Accused Monroe Madam Anna Gristina, who pleaded guilty in September to a charge that she promoted prostitution, was sentenced Tuesday morning to time already served in jail -- with an additional five years' probation.
Even before Gristina could leave court, Manhattan District Attorney Cyrus R. Vance Jr. released a statement calling her "a pimp" -- leading to verbal barbs from her attorney, Norman Pattis.
"There is nothing glamorous about prostitution," Vance said in his statement Tuesday. "Anna Gristina rented women's bodies for profit, which makes her a pimp. That also makes her a felon, and the court has now issued that judgment. She has no one to blame but herself for her decisions."
Both Gristina, 44, and Pattis seemed surprised by the statement, with Pattis saying, "When are they [prosecutors] going to apologize to Ms. Gristina for the allegations they made in court that they were never able to prove?"
The reference was to the widely publicized suggestion from prosecutors that Gristina, a mother from Monroe, had run a high-stakes prostitution ring serving a list of wealthy clients and law enforcement accomplices. That depiction of Gristina was never backed up with evidence.
"Who's the real pimp?" Pattis said. "Cyrus Vance? Sounds like it to me." Pattis then added, "That he [Vance] would resort to name-calling is outrageous."
Gristina was arrested last winter and held in lieu of $2 million bail for four months as prosecutors tried to get her to reveal more information about prostitution. She refused to cooperate and later told reporters she had no information to give.

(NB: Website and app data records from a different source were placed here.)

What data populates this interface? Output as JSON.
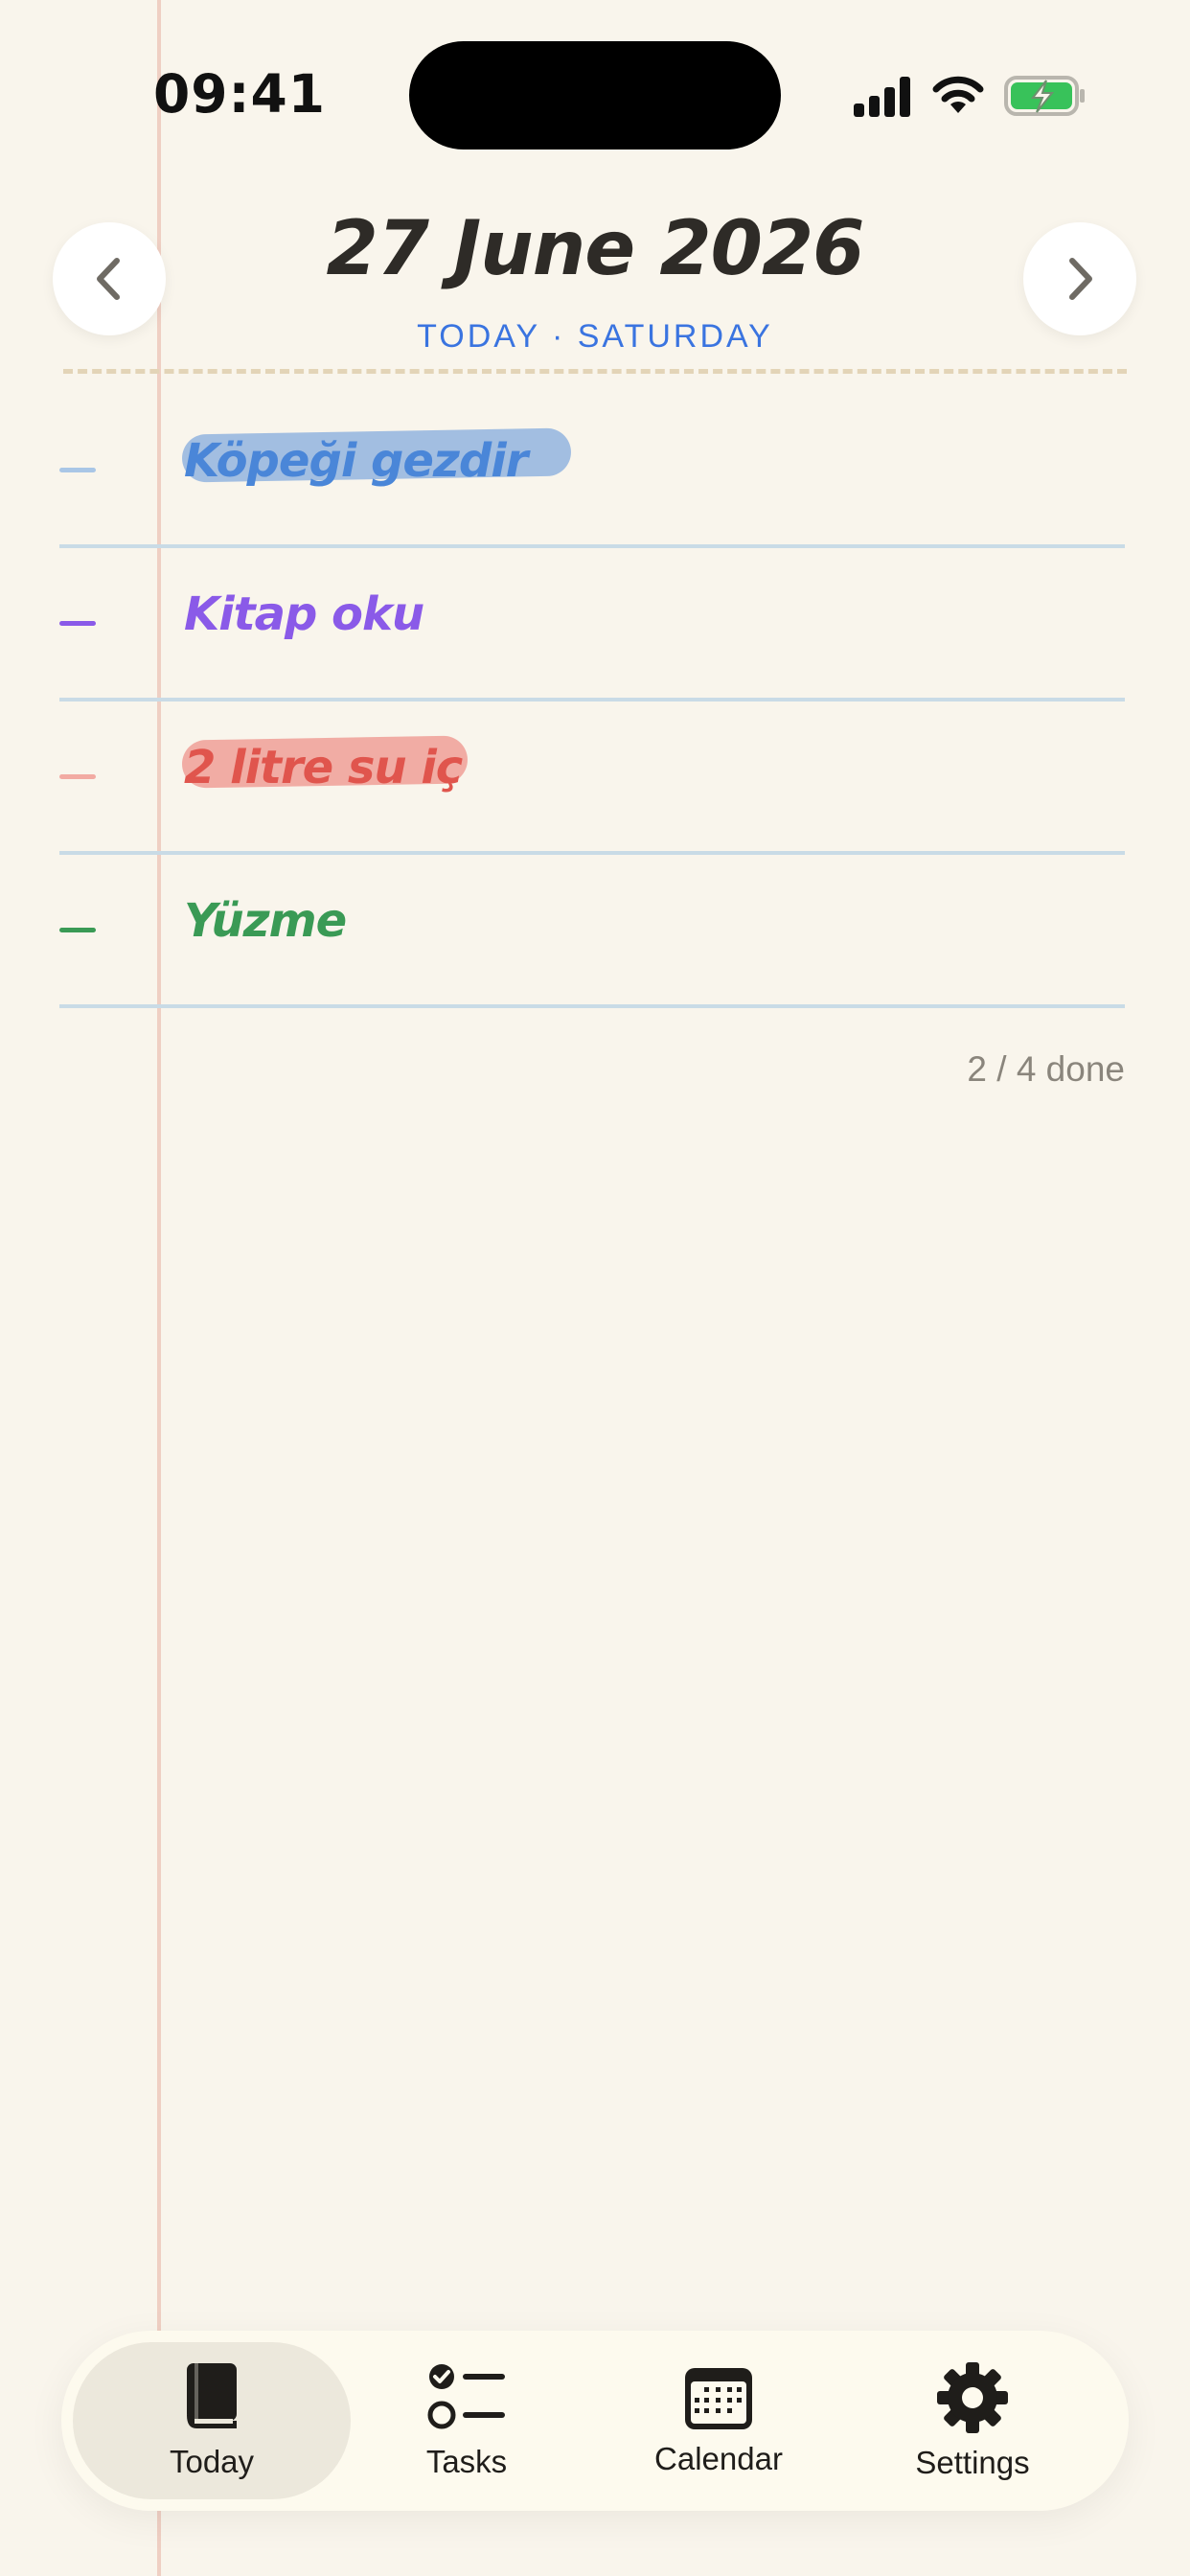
{
  "status_bar": {
    "time": "09:41"
  },
  "header": {
    "date": "27 June 2026",
    "subtitle": "TODAY · SATURDAY",
    "prev_icon": "chevron-left-icon",
    "next_icon": "chevron-right-icon"
  },
  "tasks": [
    {
      "text": "Köpeği gezdir",
      "color": "#4a86d8",
      "bullet_color": "#a9c6e6",
      "done": true,
      "highlight_color": "#9dbbe0"
    },
    {
      "text": "Kitap oku",
      "color": "#8a5ae8",
      "bullet_color": "#8a5ae8",
      "done": false
    },
    {
      "text": "2 litre su iç",
      "color": "#e0554d",
      "bullet_color": "#f2aaa2",
      "done": true,
      "highlight_color": "#f0a8a0"
    },
    {
      "text": "Yüzme",
      "color": "#3a9a55",
      "bullet_color": "#3a9a55",
      "done": false
    }
  ],
  "progress": {
    "label": "2 / 4 done",
    "completed": 2,
    "total": 4
  },
  "tab_bar": {
    "tabs": [
      {
        "label": "Today",
        "icon": "book-icon",
        "active": true
      },
      {
        "label": "Tasks",
        "icon": "checklist-icon",
        "active": false
      },
      {
        "label": "Calendar",
        "icon": "calendar-icon",
        "active": false
      },
      {
        "label": "Settings",
        "icon": "gear-icon",
        "active": false
      }
    ]
  }
}
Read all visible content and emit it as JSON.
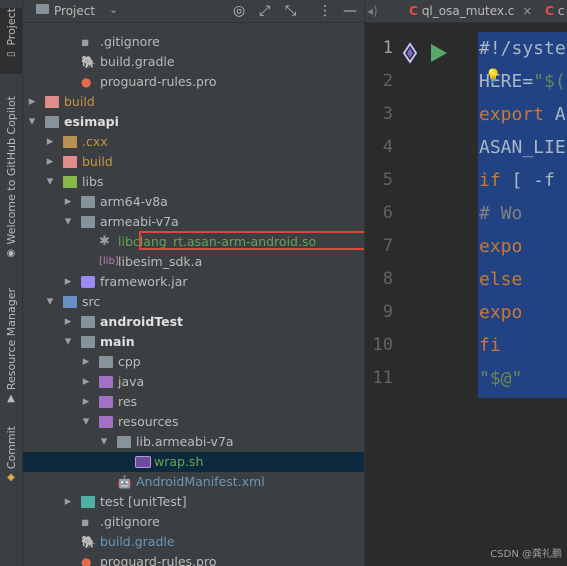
{
  "toolstrip": {
    "project": "Project",
    "copilot": "Welcome to GitHub Copilot",
    "resource_manager": "Resource Manager",
    "commit": "Commit"
  },
  "panel": {
    "title": "Project"
  },
  "tree": [
    {
      "label": "gitignore",
      "label_prefix": ".",
      "arrow": "",
      "icon": "text-file",
      "style": ""
    },
    {
      "label": "build.gradle",
      "arrow": "",
      "icon": "gradle",
      "style": ""
    },
    {
      "label": "proguard-rules.pro",
      "arrow": "",
      "icon": "proguard",
      "style": ""
    },
    {
      "label": "build",
      "arrow": "right",
      "icon": "folder-red",
      "style": "orange"
    },
    {
      "label": "esimapi",
      "arrow": "down",
      "icon": "module",
      "style": "bold"
    },
    {
      "label": ".cxx",
      "arrow": "right",
      "icon": "folder-orange",
      "style": "orange"
    },
    {
      "label": "build",
      "arrow": "right",
      "icon": "folder-red",
      "style": "orange"
    },
    {
      "label": "libs",
      "arrow": "down",
      "icon": "folder-green",
      "style": ""
    },
    {
      "label": "arm64-v8a",
      "arrow": "right",
      "icon": "folder",
      "style": ""
    },
    {
      "label": "armeabi-v7a",
      "arrow": "down",
      "icon": "folder",
      "style": ""
    },
    {
      "label": "libclang_rt.asan-arm-android.so",
      "arrow": "",
      "icon": "so-file",
      "style": "green"
    },
    {
      "label": "libesim_sdk.a",
      "arrow": "",
      "icon": "lib-file",
      "style": ""
    },
    {
      "label": "framework.jar",
      "arrow": "right",
      "icon": "jar",
      "style": ""
    },
    {
      "label": "src",
      "arrow": "down",
      "icon": "folder-blue",
      "style": ""
    },
    {
      "label": "androidTest",
      "arrow": "right",
      "icon": "folder",
      "style": "bold"
    },
    {
      "label": "main",
      "arrow": "down",
      "icon": "folder",
      "style": "bold"
    },
    {
      "label": "cpp",
      "arrow": "right",
      "icon": "folder",
      "style": ""
    },
    {
      "label": "java",
      "arrow": "right",
      "icon": "folder-purple",
      "style": ""
    },
    {
      "label": "res",
      "arrow": "right",
      "icon": "folder-purple",
      "style": ""
    },
    {
      "label": "resources",
      "arrow": "down",
      "icon": "folder-purple",
      "style": ""
    },
    {
      "label": "lib.armeabi-v7a",
      "arrow": "down",
      "icon": "folder",
      "style": ""
    },
    {
      "label": "wrap.sh",
      "arrow": "",
      "icon": "shell",
      "style": "green",
      "selected": true
    },
    {
      "label": "AndroidManifest.xml",
      "arrow": "",
      "icon": "android",
      "style": "blue"
    },
    {
      "label": "test [unitTest]",
      "arrow": "right",
      "icon": "folder-teal",
      "style": ""
    },
    {
      "label": "gitignore",
      "label_prefix": ".",
      "arrow": "",
      "icon": "text-file",
      "style": ""
    },
    {
      "label": "build.gradle",
      "arrow": "",
      "icon": "gradle",
      "style": "blue"
    },
    {
      "label": "proguard-rules.pro",
      "arrow": "",
      "icon": "proguard",
      "style": ""
    }
  ],
  "editor": {
    "tabs": [
      {
        "label": "ql_osa_mutex.c",
        "icon": "C"
      },
      {
        "label": "c",
        "icon": "C"
      }
    ],
    "line_numbers": [
      "1",
      "2",
      "3",
      "4",
      "5",
      "6",
      "7",
      "8",
      "9",
      "10",
      "11"
    ],
    "code": [
      "#!/syste",
      "HERE=\"$(",
      "export A",
      "ASAN_LIE",
      "if [ -f",
      "    # Wo",
      "    expo",
      "else",
      "    expo",
      "fi",
      "\"$@\""
    ],
    "watermark": "CSDN @龚礼鹏"
  },
  "colors": {
    "selection_border": "#e0443c",
    "selected_row": "#0d293e",
    "code_selection": "#214283"
  }
}
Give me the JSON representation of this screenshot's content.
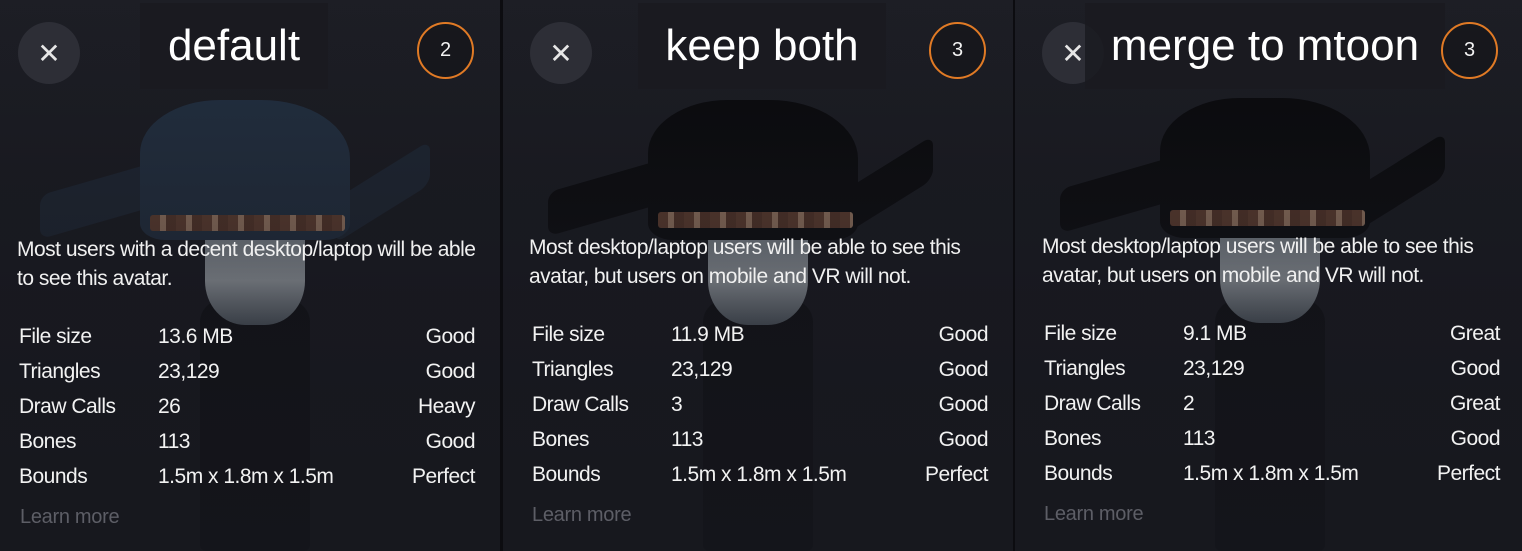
{
  "panels": [
    {
      "title": "default",
      "badge": "2",
      "description": "Most users with a decent desktop/laptop will be able to see this avatar.",
      "stats": [
        {
          "label": "File size",
          "value": "13.6 MB",
          "rating": "Good"
        },
        {
          "label": "Triangles",
          "value": "23,129",
          "rating": "Good"
        },
        {
          "label": "Draw Calls",
          "value": "26",
          "rating": "Heavy"
        },
        {
          "label": "Bones",
          "value": "113",
          "rating": "Good"
        },
        {
          "label": "Bounds",
          "value": "1.5m x 1.8m x 1.5m",
          "rating": "Perfect"
        }
      ],
      "learn_more": "Learn more"
    },
    {
      "title": "keep both",
      "badge": "3",
      "description": "Most desktop/laptop users will be able to see this avatar, but users on mobile and VR will not.",
      "stats": [
        {
          "label": "File size",
          "value": "11.9 MB",
          "rating": "Good"
        },
        {
          "label": "Triangles",
          "value": "23,129",
          "rating": "Good"
        },
        {
          "label": "Draw Calls",
          "value": "3",
          "rating": "Good"
        },
        {
          "label": "Bones",
          "value": "113",
          "rating": "Good"
        },
        {
          "label": "Bounds",
          "value": "1.5m x 1.8m x 1.5m",
          "rating": "Perfect"
        }
      ],
      "learn_more": "Learn more"
    },
    {
      "title": "merge to mtoon",
      "badge": "3",
      "description": "Most desktop/laptop users will be able to see this avatar, but users on mobile and VR will not.",
      "stats": [
        {
          "label": "File size",
          "value": "9.1 MB",
          "rating": "Great"
        },
        {
          "label": "Triangles",
          "value": "23,129",
          "rating": "Good"
        },
        {
          "label": "Draw Calls",
          "value": "2",
          "rating": "Great"
        },
        {
          "label": "Bones",
          "value": "113",
          "rating": "Good"
        },
        {
          "label": "Bounds",
          "value": "1.5m x 1.8m x 1.5m",
          "rating": "Perfect"
        }
      ],
      "learn_more": "Learn more"
    }
  ],
  "icons": {
    "close": "close-icon",
    "badge_ring_color": "#e07a25"
  }
}
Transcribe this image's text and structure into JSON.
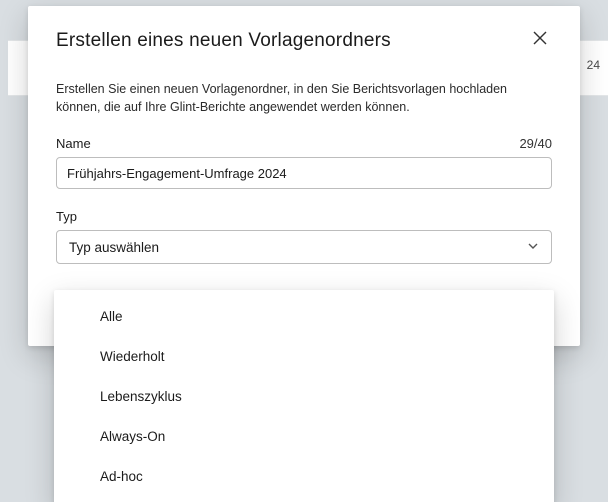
{
  "background": {
    "row_number": "24"
  },
  "modal": {
    "title": "Erstellen eines neuen Vorlagenordners",
    "description": "Erstellen Sie einen neuen Vorlagenordner, in den Sie Berichtsvorlagen hochladen können, die auf Ihre Glint-Berichte angewendet werden können.",
    "name_field": {
      "label": "Name",
      "value": "Frühjahrs-Engagement-Umfrage 2024",
      "counter": "29/40"
    },
    "type_field": {
      "label": "Typ",
      "placeholder": "Typ auswählen",
      "options": [
        "Alle",
        "Wiederholt",
        "Lebenszyklus",
        "Always-On",
        "Ad-hoc"
      ]
    }
  }
}
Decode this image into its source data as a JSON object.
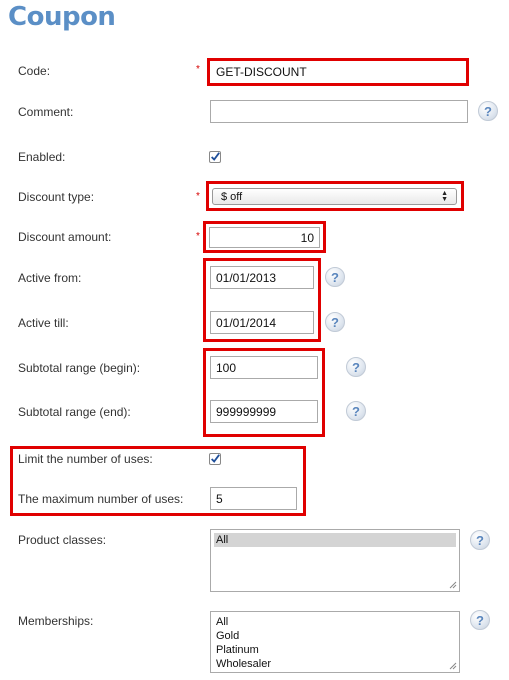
{
  "page": {
    "title": "Coupon"
  },
  "fields": {
    "code": {
      "label": "Code:",
      "value": "GET-DISCOUNT",
      "required": "*"
    },
    "comment": {
      "label": "Comment:",
      "value": "",
      "help": "?"
    },
    "enabled": {
      "label": "Enabled:",
      "checked": true
    },
    "discount_type": {
      "label": "Discount type:",
      "value": "$ off",
      "required": "*"
    },
    "discount_amount": {
      "label": "Discount amount:",
      "value": "10",
      "required": "*"
    },
    "active_from": {
      "label": "Active from:",
      "value": "01/01/2013",
      "help": "?"
    },
    "active_till": {
      "label": "Active till:",
      "value": "01/01/2014",
      "help": "?"
    },
    "subtotal_begin": {
      "label": "Subtotal range (begin):",
      "value": "100",
      "help": "?"
    },
    "subtotal_end": {
      "label": "Subtotal range (end):",
      "value": "999999999",
      "help": "?"
    },
    "limit_uses": {
      "label": "Limit the number of uses:",
      "checked": true
    },
    "max_uses": {
      "label": "The maximum number of uses:",
      "value": "5"
    },
    "product_classes": {
      "label": "Product classes:",
      "options": [
        "All"
      ],
      "selected": "All",
      "help": "?"
    },
    "memberships": {
      "label": "Memberships:",
      "options": [
        "All",
        "Gold",
        "Platinum",
        "Wholesaler"
      ],
      "help": "?"
    }
  },
  "colors": {
    "title": "#5b8fc6",
    "highlight": "#e00000",
    "required": "#d60000",
    "checkmark": "#1f4f9a"
  }
}
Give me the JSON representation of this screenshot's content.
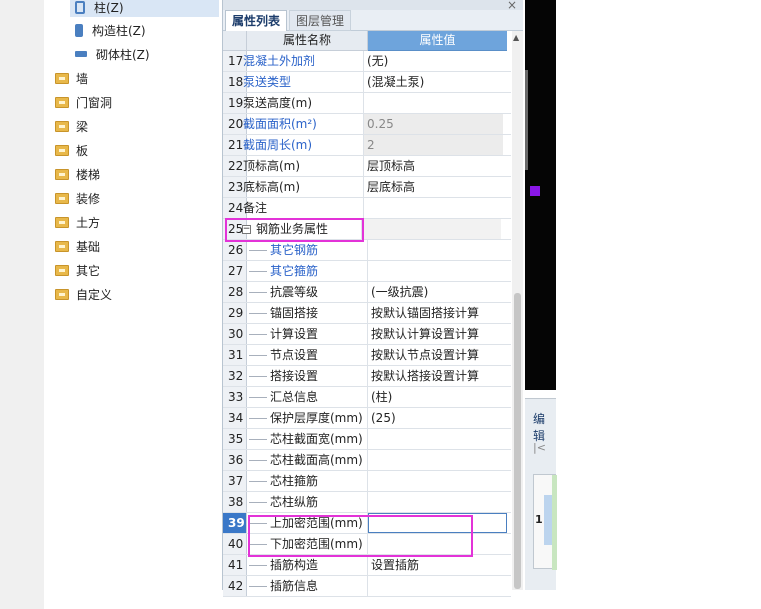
{
  "tree": {
    "children": [
      {
        "label": "柱(Z)",
        "icon": "column-icon"
      },
      {
        "label": "构造柱(Z)",
        "icon": "structural-column-icon"
      },
      {
        "label": "砌体柱(Z)",
        "icon": "masonry-column-icon"
      }
    ],
    "folders": [
      "墙",
      "门窗洞",
      "梁",
      "板",
      "楼梯",
      "装修",
      "土方",
      "基础",
      "其它",
      "自定义"
    ]
  },
  "panel": {
    "tabs": [
      "属性列表",
      "图层管理"
    ],
    "close": "×",
    "header": {
      "name": "属性名称",
      "value": "属性值"
    },
    "rows": [
      {
        "num": "17",
        "name": "混凝土外加剂",
        "value": "(无)"
      },
      {
        "num": "18",
        "name": "泵送类型",
        "value": "(混凝土泵)"
      },
      {
        "num": "19",
        "name": "泵送高度(m)",
        "value": ""
      },
      {
        "num": "20",
        "name": "截面面积(m²)",
        "value": "0.25"
      },
      {
        "num": "21",
        "name": "截面周长(m)",
        "value": "2"
      },
      {
        "num": "22",
        "name": "顶标高(m)",
        "value": "层顶标高"
      },
      {
        "num": "23",
        "name": "底标高(m)",
        "value": "层底标高"
      },
      {
        "num": "24",
        "name": "备注",
        "value": ""
      },
      {
        "num": "25",
        "name": "钢筋业务属性",
        "value": ""
      },
      {
        "num": "26",
        "name": "其它钢筋",
        "value": ""
      },
      {
        "num": "27",
        "name": "其它箍筋",
        "value": ""
      },
      {
        "num": "28",
        "name": "抗震等级",
        "value": "(一级抗震)"
      },
      {
        "num": "29",
        "name": "锚固搭接",
        "value": "按默认锚固搭接计算"
      },
      {
        "num": "30",
        "name": "计算设置",
        "value": "按默认计算设置计算"
      },
      {
        "num": "31",
        "name": "节点设置",
        "value": "按默认节点设置计算"
      },
      {
        "num": "32",
        "name": "搭接设置",
        "value": "按默认搭接设置计算"
      },
      {
        "num": "33",
        "name": "汇总信息",
        "value": "(柱)"
      },
      {
        "num": "34",
        "name": "保护层厚度(mm)",
        "value": "(25)"
      },
      {
        "num": "35",
        "name": "芯柱截面宽(mm)",
        "value": ""
      },
      {
        "num": "36",
        "name": "芯柱截面高(mm)",
        "value": ""
      },
      {
        "num": "37",
        "name": "芯柱箍筋",
        "value": ""
      },
      {
        "num": "38",
        "name": "芯柱纵筋",
        "value": ""
      },
      {
        "num": "39",
        "name": "上加密范围(mm)",
        "value": ""
      },
      {
        "num": "40",
        "name": "下加密范围(mm)",
        "value": ""
      },
      {
        "num": "41",
        "name": "插筋构造",
        "value": "设置插筋"
      },
      {
        "num": "42",
        "name": "插筋信息",
        "value": ""
      }
    ]
  },
  "lower_panel": {
    "tab": "编辑",
    "toolbar": "|<",
    "row": "1"
  },
  "colors": {
    "highlight": "#e333d8",
    "header_blue": "#6ea4dc",
    "link_blue": "#2a62c9",
    "marker": "#8a17e8"
  }
}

Released from jail in June after an appeals court ordered her bail reduced, Gristina pleaded guilty in September to a charge that she had arranged a single appointment with prostitutes for an undercover detective.
It was not clear whether the feds will now attempt to deport Gristina, a British citizen.
"I'd like to think the people at ICE (U.S. Immigration and Customs Enforcement) will say enough is enough," Pattis said after court. "They've taken more than a pound of flesh. To now deprive her children of her society would be an outrage."
Pattis said he was prepared to litigate any attempt to deport his client.
Her husband, Kelvin Gorr, said his wife didn't want to plead guilty to the charges against her.
"It was the best outcome for the family," he said. "We didn't want this to drag on ... It's a sense of relief. We move on."
On Tuesday, the judge at her sentencing asked Gristina whether she wanted to address the court. "It's probably better, your honor, that I don't," she responded.
Handcuffed, Gristina then was led from the courtroom. Pattis said he expected his client to be released within the hour -- and she was.
Gristina was first detained in February. Prosecutors said she was arranging hookups at an apartment on East 78th Street in Manhattan and had been under investigation for five years. They said they had extensive video and audio surveillance in which she claimed to have made millions, with high-level contacts in law enforcement protecting her.
Outside court on Tuesday, Gristina joked, saying: "There's going to be a book. I think the title will be, 'Read It and Weep.' "
Asked what she had learned from her experience with the legal system, she said, "The system is more corrupt than the Mafia."
She said she would donate any profits from a book to animal rescue.
With John Valenti